In light of the Court's sweeping definition of charge, Holowecki has troubling implications. First, a charge seemingly may take any form so long as it contains the employer's name, allegations of discrimination and a request for remedial action. How the charge-filing process will be affected is unknown but it is likely that identifying when the administrative process began for statute of limitations purposes will be only murkier. Holowecki also imperils an employer's ability to argue that a plaintiff failed to exhaust administrative remedies because so long as there is a writing (such as an EEOC Intake Questionnaire) that contains the above three elements, an exhaustion defense will be less persuasive. Moreover, Holowecki does not resolve whether the "request for remedial action" test is applicable other than in ADEA cases.
So, just as in NCAA basketball, where whatever a referee regards as a charge is a charge, Holowecki permits the EEOC to make the same call, i.e., whether any writing is a charge for purposes of the ADEA. Unfortunately, in the absence of an unambiguous, more sensible rule, litigation will continue over this hypertechnical issue, to the inevitable detriment of both complaining parties and employers.

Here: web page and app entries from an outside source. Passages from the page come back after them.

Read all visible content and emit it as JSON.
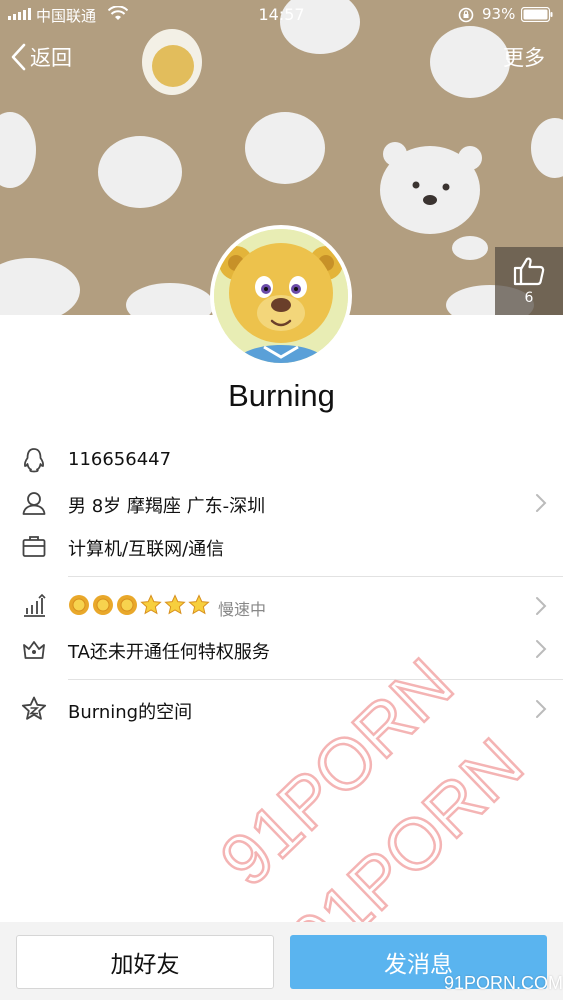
{
  "status_bar": {
    "carrier": "中国联通",
    "time": "14:57",
    "battery_percent": "93%"
  },
  "nav": {
    "back_label": "返回",
    "more_label": "更多"
  },
  "like": {
    "count": "6",
    "icon": "thumbs-up-icon"
  },
  "profile": {
    "nickname": "Burning",
    "qq_number": "116656447",
    "basic_info": "男 8岁 摩羯座 广东-深圳",
    "occupation": "计算机/互联网/通信",
    "level_status": "慢速中",
    "level_icons": [
      "sun",
      "sun",
      "sun",
      "star",
      "star",
      "star"
    ],
    "privilege": "TA还未开通任何特权服务",
    "space": "Burning的空间"
  },
  "actions": {
    "add_friend": "加好友",
    "send_message": "发消息"
  },
  "watermark": {
    "text": "91PORN",
    "site": "91PORN.COM"
  },
  "colors": {
    "cover_bg": "#b29e80",
    "accent_blue": "#5ab4ef",
    "watermark_red": "#f4b4b4"
  }
}
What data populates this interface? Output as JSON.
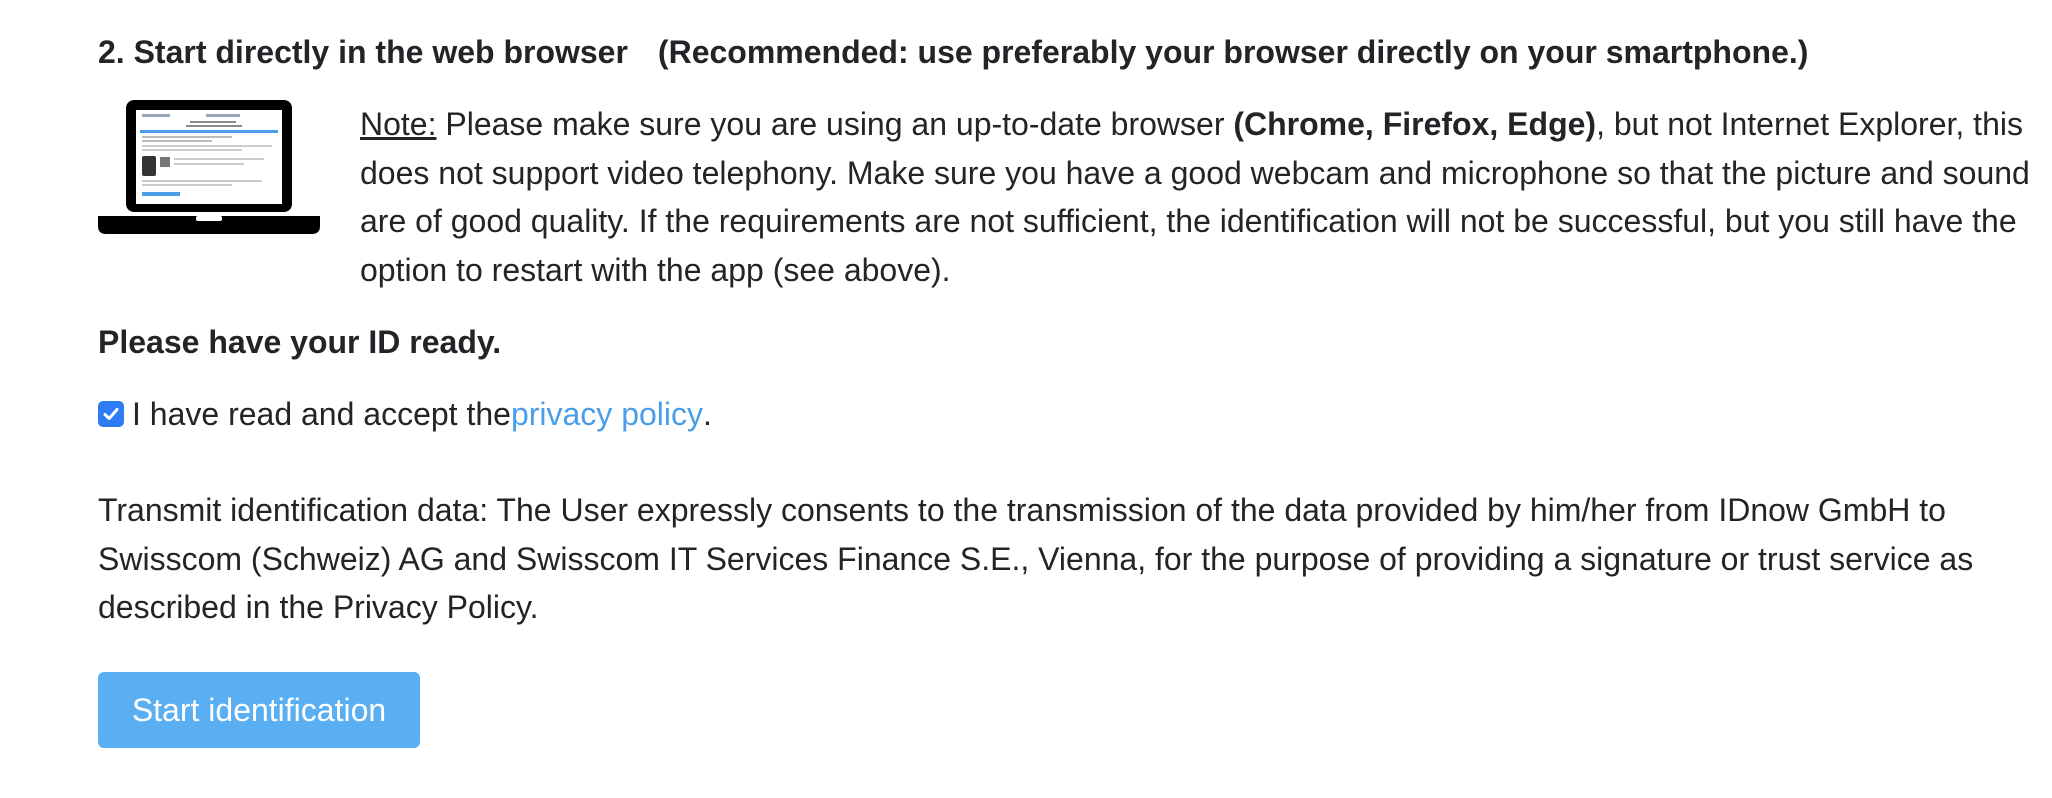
{
  "section": {
    "heading": "2. Start directly in the web browser",
    "recommended": "(Recommended: use preferably your browser directly on your smartphone.)"
  },
  "note": {
    "label": "Note:",
    "text_before": " Please make sure you are using an up-to-date browser ",
    "browsers": "(Chrome, Firefox, Edge)",
    "text_after": ", but not Internet Explorer, this does not support video telephony. Make sure you have a good webcam and microphone so that the picture and sound are of good quality. If the requirements are not sufficient, the identification will not be successful, but you still have the option to restart with the app (see above)."
  },
  "id_ready": "Please have your ID ready.",
  "consent": {
    "checked": true,
    "text_before": "I have read and accept the ",
    "link": "privacy policy",
    "text_after": "."
  },
  "transmit_text": "Transmit identification data: The User expressly consents to the transmission of the data provided by him/her from IDnow GmbH to Swisscom (Schweiz) AG and Swisscom IT Services Finance S.E., Vienna, for the purpose of providing a signature or trust service as described in the Privacy Policy.",
  "button": {
    "label": "Start identification"
  },
  "colors": {
    "button": "#5aaef2",
    "link": "#4a9ee8",
    "checkbox": "#2f7bf6",
    "text": "#222427"
  },
  "icons": {
    "laptop": "laptop-screenshot-icon",
    "checkbox": "checkmark-icon"
  }
}
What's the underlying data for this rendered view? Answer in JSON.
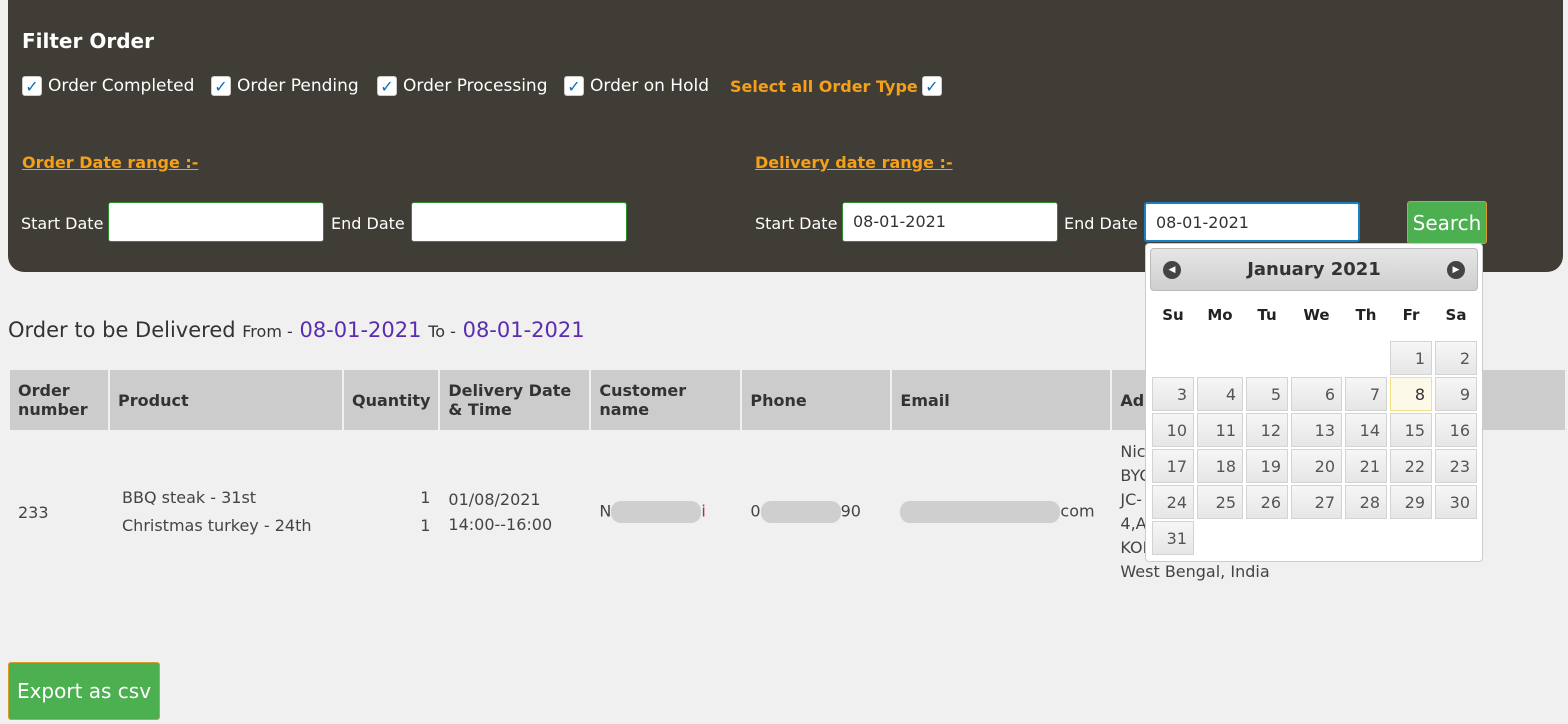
{
  "filter": {
    "title": "Filter Order",
    "checkboxes": [
      {
        "label": "Order Completed",
        "checked": true
      },
      {
        "label": "Order Pending",
        "checked": true
      },
      {
        "label": "Order Processing",
        "checked": true
      },
      {
        "label": "Order on Hold",
        "checked": true
      }
    ],
    "select_all": {
      "label": "Select all Order Type",
      "checked": true
    },
    "order_range": {
      "label": "Order Date range :-",
      "start_label": "Start Date :",
      "start_value": "",
      "end_label": "End Date :",
      "end_value": ""
    },
    "delivery_range": {
      "label": "Delivery date range :-",
      "start_label": "Start Date :",
      "start_value": "08-01-2021",
      "end_label": "End Date :",
      "end_value": "08-01-2021"
    },
    "search_label": "Search"
  },
  "heading": {
    "title": "Order to be Delivered",
    "from_label": "From -",
    "from": "08-01-2021",
    "to_label": "To -",
    "to": "08-01-2021"
  },
  "table": {
    "headers": [
      "Order number",
      "Product",
      "Quantity",
      "Delivery Date & Time",
      "Customer name",
      "Phone",
      "Email",
      "Address"
    ],
    "rows": [
      {
        "order": "233",
        "products": [
          "BBQ steak - 31st",
          "Christmas turkey - 24th"
        ],
        "quantities": [
          "1",
          "1"
        ],
        "date": "01/08/2021",
        "time": "14:00--16:00",
        "customer_prefix": "N",
        "customer_suffix": "i",
        "phone_prefix": "0",
        "phone_suffix": "90",
        "email_suffix": "com",
        "address": [
          "Nic",
          "BYC",
          "JC-",
          "4,A",
          "KOI",
          "West Bengal, India"
        ]
      }
    ]
  },
  "export_label": "Export as csv",
  "datepicker": {
    "month": "January 2021",
    "prev": "◀",
    "next": "▶",
    "weekdays": [
      "Su",
      "Mo",
      "Tu",
      "We",
      "Th",
      "Fr",
      "Sa"
    ],
    "first_weekday": 5,
    "days": 31,
    "highlighted": 8
  },
  "colors": {
    "panel": "#403c36",
    "accent": "#f5a01a",
    "button": "#4caf50",
    "date": "#5b2cb0"
  }
}
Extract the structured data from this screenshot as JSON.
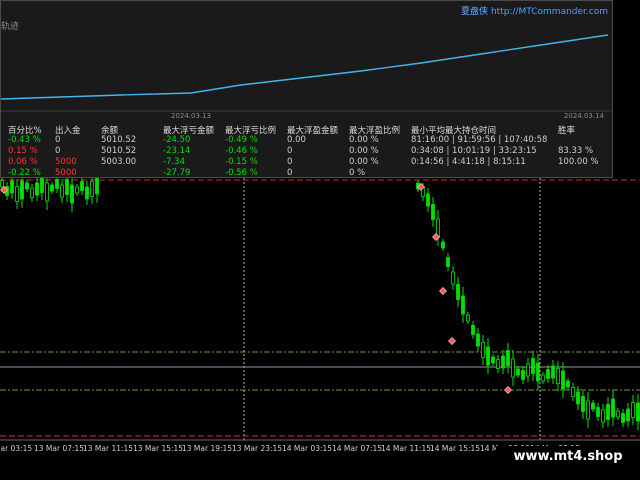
{
  "brand": {
    "name": "夏盘侠",
    "url": "http://MTCommander.com"
  },
  "equity_panel": {
    "label": "轨迹",
    "start_date": "2024.03.13",
    "end_date": "2024.03.14",
    "line_color": "#3fb7ee"
  },
  "stats": {
    "headers": [
      "百分比%",
      "出入金",
      "余额",
      "最大浮亏金额",
      "最大浮亏比例",
      "最大浮盈金额",
      "最大浮盈比例",
      "最小平均最大持仓时间",
      "胜率"
    ],
    "rows": [
      [
        "-0.43 %",
        "0",
        "5010.52",
        "-24.50",
        "-0.49 %",
        "0.00",
        "0.00 %",
        "81:16:00 | 91:59:56 | 107:40:58",
        ""
      ],
      [
        "0.15 %",
        "0",
        "5010.52",
        "-23.14",
        "-0.46 %",
        "0",
        "0.00 %",
        "0:34:08 | 10:01:19 | 33:23:15",
        "83.33 %"
      ],
      [
        "0.06 %",
        "5000",
        "5003.00",
        "-7.34",
        "-0.15 %",
        "0",
        "0.00 %",
        "0:14:56 | 4:41:18 | 8:15:11",
        "100.00 %"
      ],
      [
        "-0.22 %",
        "5000",
        "",
        "-27.79",
        "-0.56 %",
        "0",
        "0 %",
        "",
        ""
      ]
    ]
  },
  "xaxis_labels": [
    "Mar 03:15",
    "13 Mar 07:15",
    "13 Mar 11:15",
    "13 Mar 15:15",
    "13 Mar 19:15",
    "13 Mar 23:15",
    "14 Mar 03:15",
    "14 Mar 07:15",
    "14 Mar 11:15",
    "14 Mar 15:15",
    "14 Mar 19:15",
    "14 Mar 23:15"
  ],
  "watermark": "www.mt4.shop",
  "colors": {
    "bull": "#00e000",
    "bear": "#00e000",
    "grid": "#3a3a3a",
    "red_level": "#c83030",
    "green_level": "#6a9a3a"
  }
}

Thomas H. McDonough is an Associate in WolfBlock's Employment Services Practice Group. He focuses his practice on the representation of management in all aspects of labor and employment law. He has experience in employment litigation and counseling in matters arising under both federal and state statutes and common law.